╔══

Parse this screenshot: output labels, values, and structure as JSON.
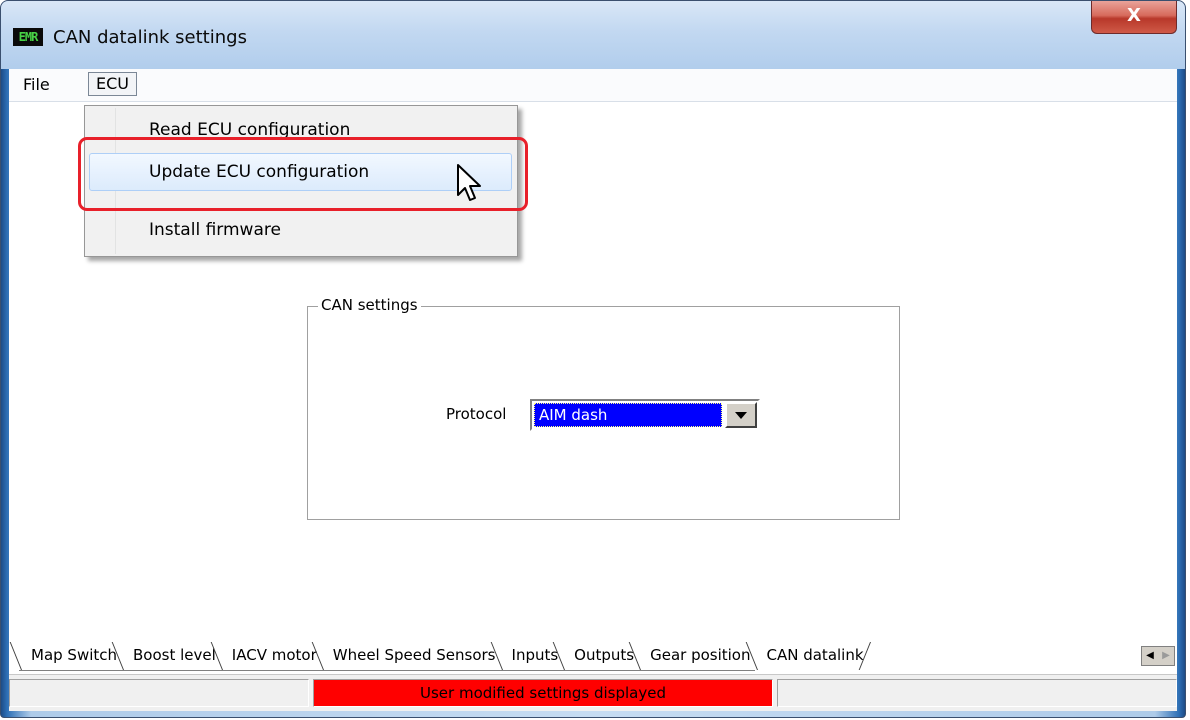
{
  "window": {
    "title": "CAN datalink settings",
    "icon_text": "EMR",
    "close_label": "X"
  },
  "menubar": {
    "file_label": "File",
    "ecu_label": "ECU"
  },
  "ecu_menu": {
    "items": [
      {
        "label": "Read ECU configuration"
      },
      {
        "label": "Update ECU configuration"
      },
      {
        "label": "Install firmware"
      }
    ]
  },
  "can_settings": {
    "group_label": "CAN settings",
    "protocol_label": "Protocol",
    "protocol_value": "AIM dash"
  },
  "tabs": [
    {
      "label": "Map Switch"
    },
    {
      "label": "Boost level"
    },
    {
      "label": "IACV motor"
    },
    {
      "label": "Wheel Speed Sensors"
    },
    {
      "label": "Inputs"
    },
    {
      "label": "Outputs"
    },
    {
      "label": "Gear position"
    },
    {
      "label": "CAN datalink"
    }
  ],
  "statusbar": {
    "message": "User modified settings displayed"
  },
  "colors": {
    "status_alert": "#ff0000",
    "highlight": "#e8202a",
    "selection": "#0000ff"
  }
}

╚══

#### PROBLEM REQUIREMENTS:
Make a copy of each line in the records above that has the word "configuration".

#### WRITTEN SOLUTION:
        "label": "Read ECU configuration"
        "label": "Update ECU configuration"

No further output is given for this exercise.